[Stored items from a collection]
· · · · ·

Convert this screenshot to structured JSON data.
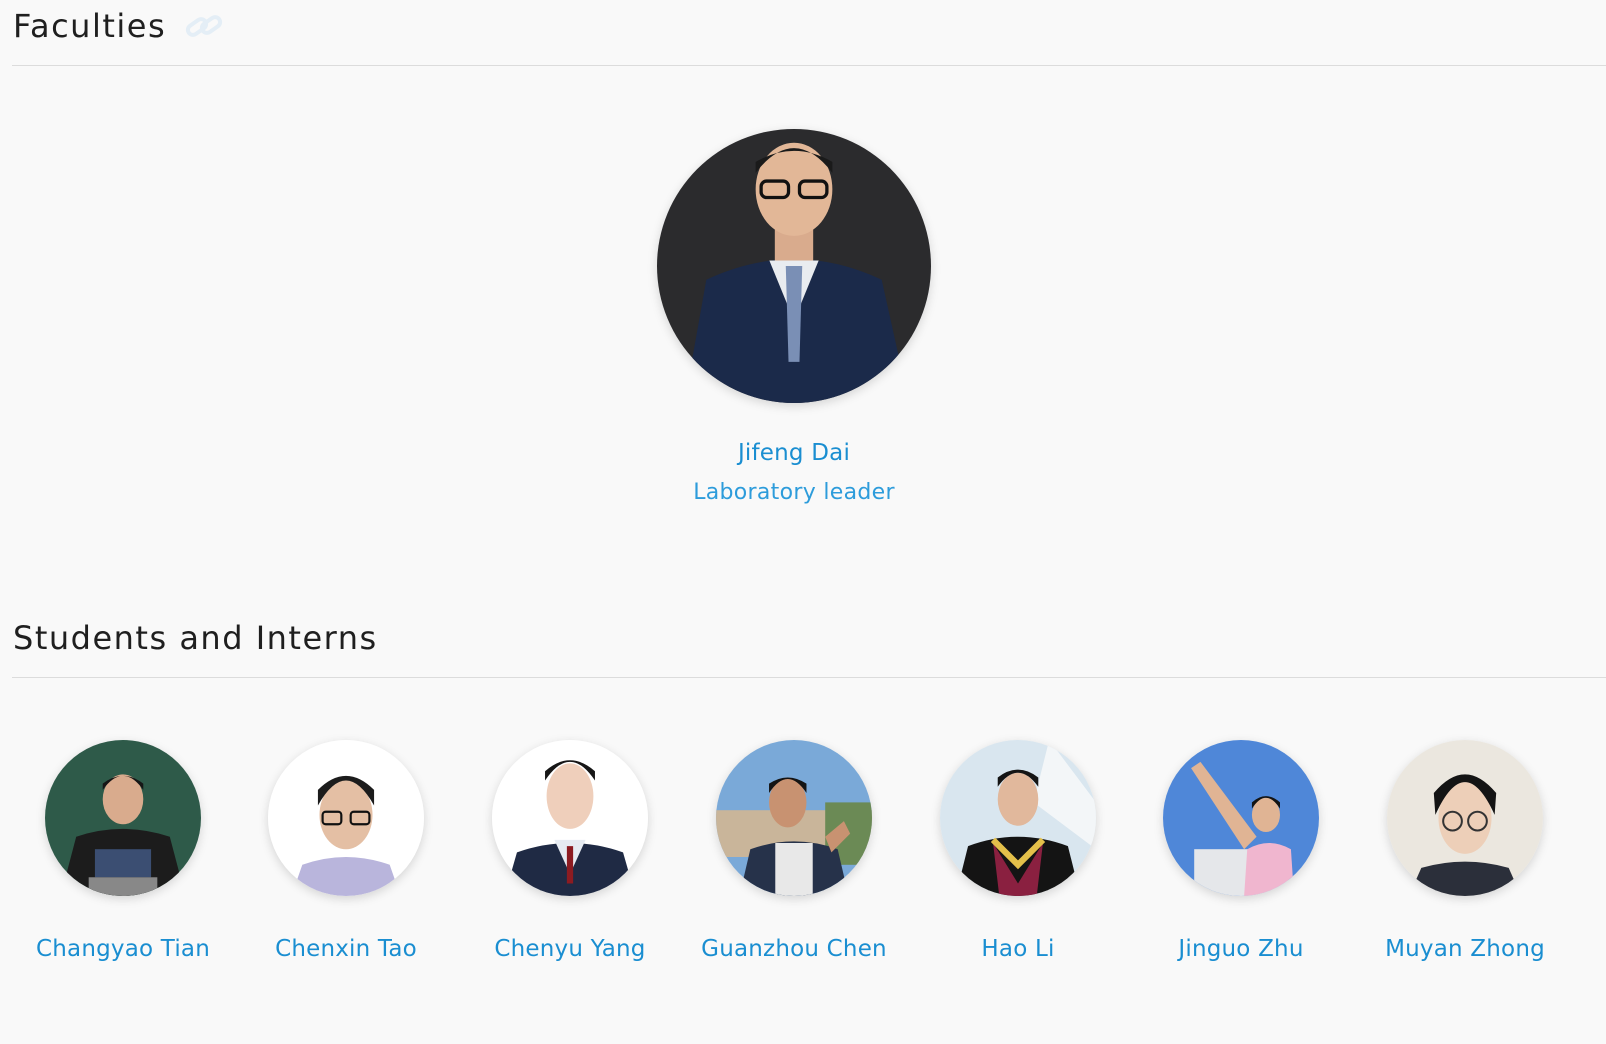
{
  "sections": {
    "faculties_title": "Faculties",
    "students_title": "Students and Interns"
  },
  "faculty": {
    "name": "Jifeng Dai",
    "role": "Laboratory leader"
  },
  "students": [
    {
      "name": "Changyao Tian"
    },
    {
      "name": "Chenxin Tao"
    },
    {
      "name": "Chenyu Yang"
    },
    {
      "name": "Guanzhou Chen"
    },
    {
      "name": "Hao Li"
    },
    {
      "name": "Jinguo Zhu"
    },
    {
      "name": "Muyan Zhong"
    }
  ],
  "colors": {
    "link": "#1a8ed1",
    "background": "#f9f9f9",
    "divider": "#dcdcdc"
  }
}
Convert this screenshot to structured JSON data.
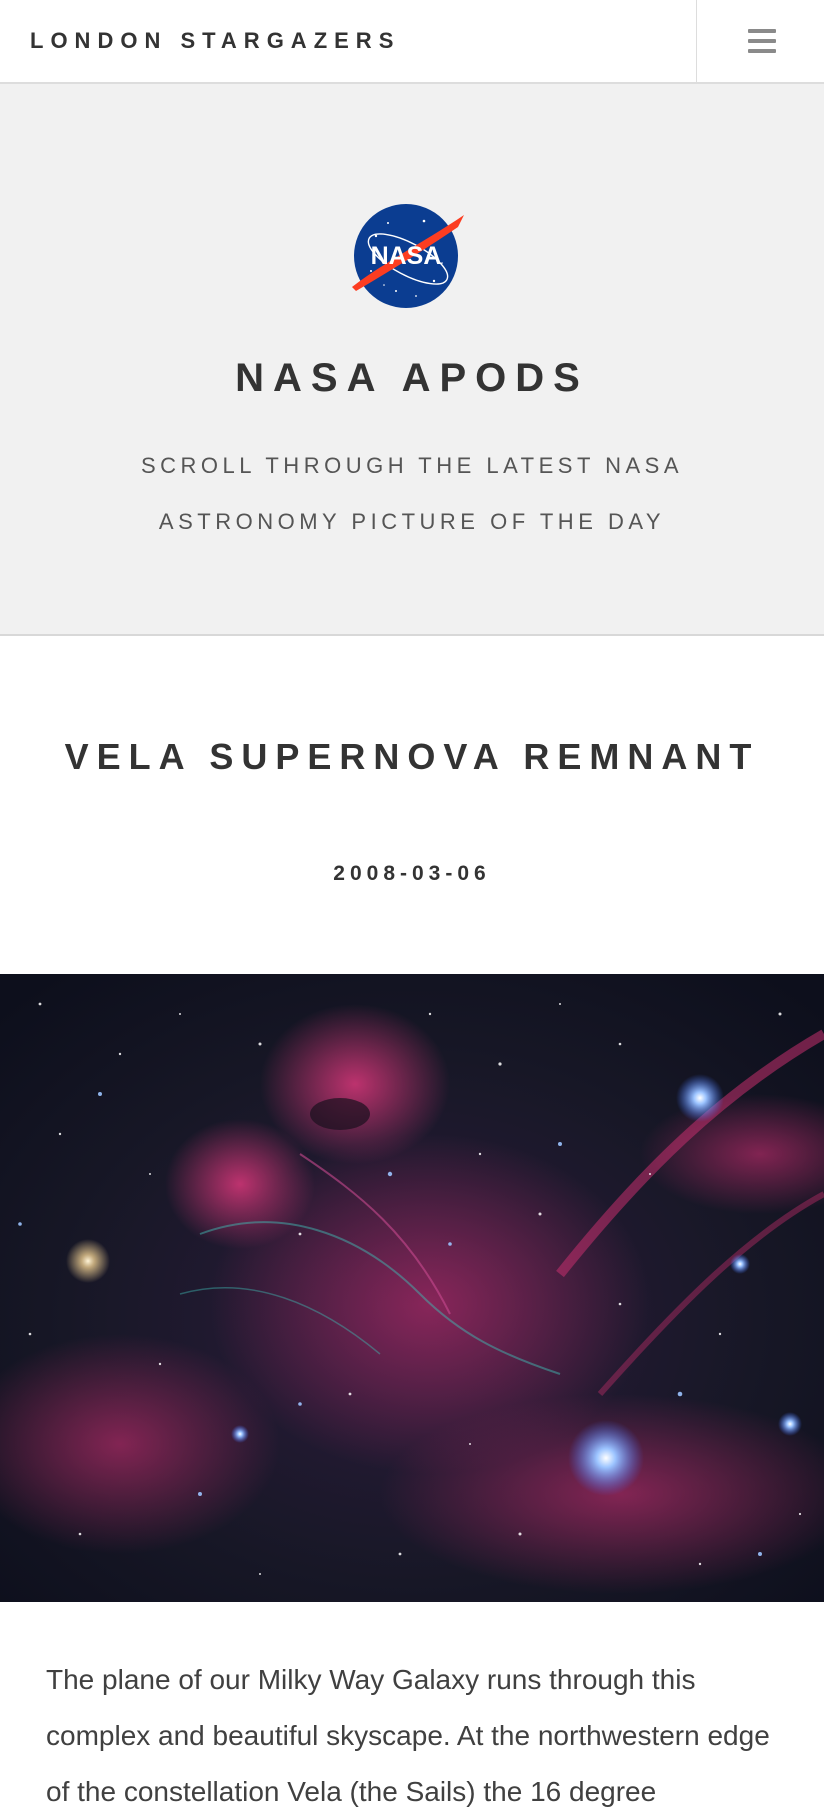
{
  "header": {
    "brand": "LONDON STARGAZERS",
    "menu_icon": "hamburger-menu-icon"
  },
  "hero": {
    "logo_icon": "nasa-logo",
    "logo_text": "NASA",
    "title": "NASA APODS",
    "subtitle": "SCROLL THROUGH THE LATEST NASA ASTRONOMY PICTURE OF THE DAY"
  },
  "post": {
    "title": "VELA SUPERNOVA REMNANT",
    "date": "2008-03-06",
    "image_icon": "space-nebula-image",
    "text": "The plane of our Milky Way Galaxy runs through this complex and beautiful skyscape. At the northwestern edge of the constellation Vela (the Sails) the 16 degree"
  },
  "colors": {
    "header_bg": "#ffffff",
    "hero_bg": "#f1f1f1",
    "text": "#333333",
    "nasa_blue": "#0b3d91",
    "nasa_red": "#fc3d21"
  }
}
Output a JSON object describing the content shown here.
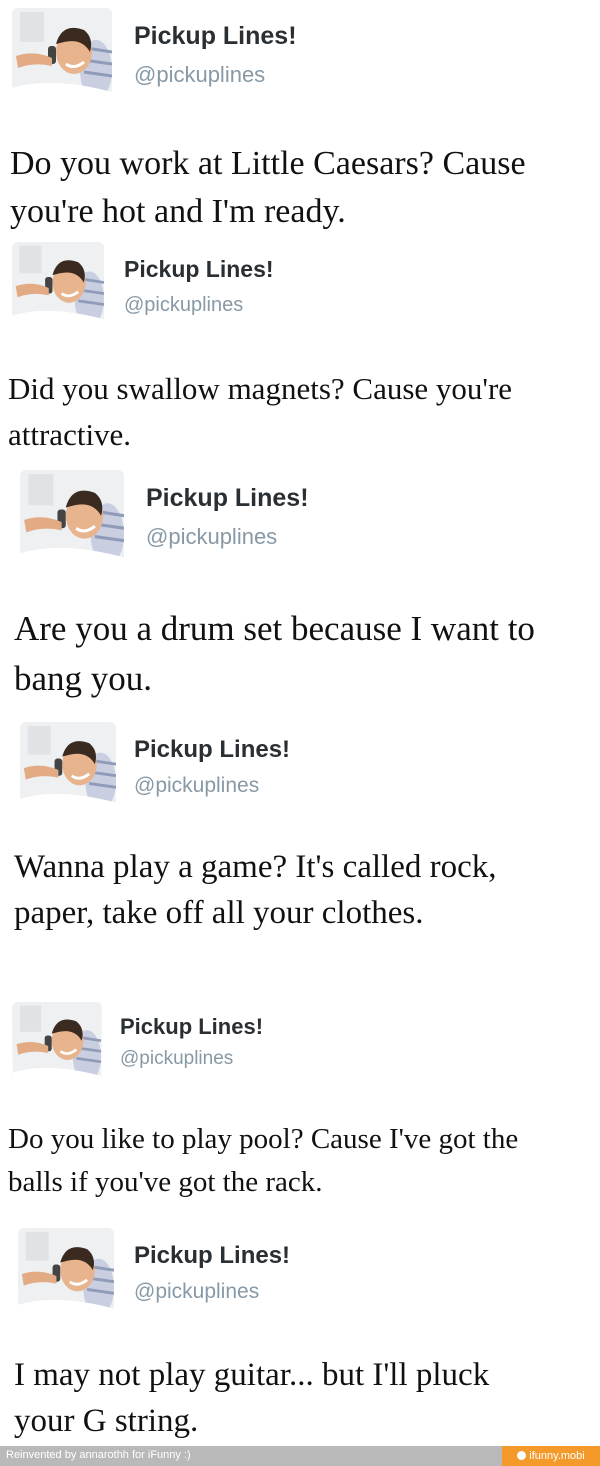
{
  "tweets": [
    {
      "name": "Pickup Lines!",
      "handle": "@pickuplines",
      "text": "Do you work at Little Caesars? Cause you're hot and I'm ready."
    },
    {
      "name": "Pickup Lines!",
      "handle": "@pickuplines",
      "text": "Did you swallow magnets? Cause you're attractive."
    },
    {
      "name": "Pickup Lines!",
      "handle": "@pickuplines",
      "text": "Are you a drum set because I want to bang you."
    },
    {
      "name": "Pickup Lines!",
      "handle": "@pickuplines",
      "text": "Wanna play a game? It's called rock, paper, take off all your clothes."
    },
    {
      "name": "Pickup Lines!",
      "handle": "@pickuplines",
      "text": "Do you like to play pool? Cause I've got the balls if you've got the rack."
    },
    {
      "name": "Pickup Lines!",
      "handle": "@pickuplines",
      "text": "I may not play guitar... but I'll pluck your G string."
    }
  ],
  "footer": {
    "credit": "Reinvented by annarothh for iFunny :)",
    "site": "ifunny.mobi"
  },
  "colors": {
    "name": "#292f33",
    "handle": "#8899a6",
    "footer_bar": "#b9b9b9",
    "footer_badge": "#f39a2a"
  },
  "icons": {
    "avatar": "man-on-phone-avatar",
    "footer_badge": "ifunny-logo-icon"
  }
}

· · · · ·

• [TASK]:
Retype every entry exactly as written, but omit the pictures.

• [REPLY]:
Convert this screenshot to structured JSON data.
{
  "sections": {
    "faculties_title": "Faculties",
    "students_title": "Students and Interns"
  },
  "faculty": {
    "name": "Jifeng Dai",
    "role": "Laboratory leader"
  },
  "students": [
    {
      "name": "Changyao Tian"
    },
    {
      "name": "Chenxin Tao"
    },
    {
      "name": "Chenyu Yang"
    },
    {
      "name": "Guanzhou Chen"
    },
    {
      "name": "Hao Li"
    },
    {
      "name": "Jinguo Zhu"
    },
    {
      "name": "Muyan Zhong"
    }
  ],
  "colors": {
    "link": "#1a8ed1",
    "background": "#f9f9f9",
    "divider": "#dcdcdc"
  }
}
Convert this screenshot to structured JSON data.
{
  "header": {
    "brand": "LONDON STARGAZERS",
    "menu_icon": "hamburger-menu-icon"
  },
  "hero": {
    "logo_icon": "nasa-logo",
    "logo_text": "NASA",
    "title": "NASA APODS",
    "subtitle": "SCROLL THROUGH THE LATEST NASA ASTRONOMY PICTURE OF THE DAY"
  },
  "post": {
    "title": "VELA SUPERNOVA REMNANT",
    "date": "2008-03-06",
    "image_icon": "space-nebula-image",
    "text": "The plane of our Milky Way Galaxy runs through this complex and beautiful skyscape. At the northwestern edge of the constellation Vela (the Sails) the 16 degree"
  },
  "colors": {
    "header_bg": "#ffffff",
    "hero_bg": "#f1f1f1",
    "text": "#333333",
    "nasa_blue": "#0b3d91",
    "nasa_red": "#fc3d21"
  }
}
Output a JSON object describing the content shown here.
{
  "tweets": [
    {
      "name": "Pickup Lines!",
      "handle": "@pickuplines",
      "text": "Do you work at Little Caesars? Cause you're hot and I'm ready."
    },
    {
      "name": "Pickup Lines!",
      "handle": "@pickuplines",
      "text": "Did you swallow magnets? Cause you're attractive."
    },
    {
      "name": "Pickup Lines!",
      "handle": "@pickuplines",
      "text": "Are you a drum set because I want to bang you."
    },
    {
      "name": "Pickup Lines!",
      "handle": "@pickuplines",
      "text": "Wanna play a game? It's called rock, paper, take off all your clothes."
    },
    {
      "name": "Pickup Lines!",
      "handle": "@pickuplines",
      "text": "Do you like to play pool? Cause I've got the balls if you've got the rack."
    },
    {
      "name": "Pickup Lines!",
      "handle": "@pickuplines",
      "text": "I may not play guitar... but I'll pluck your G string."
    }
  ],
  "footer": {
    "credit": "Reinvented by annarothh for iFunny :)",
    "site": "ifunny.mobi"
  },
  "colors": {
    "name": "#292f33",
    "handle": "#8899a6",
    "footer_bar": "#b9b9b9",
    "footer_badge": "#f39a2a"
  },
  "icons": {
    "avatar": "man-on-phone-avatar",
    "footer_badge": "ifunny-logo-icon"
  }
}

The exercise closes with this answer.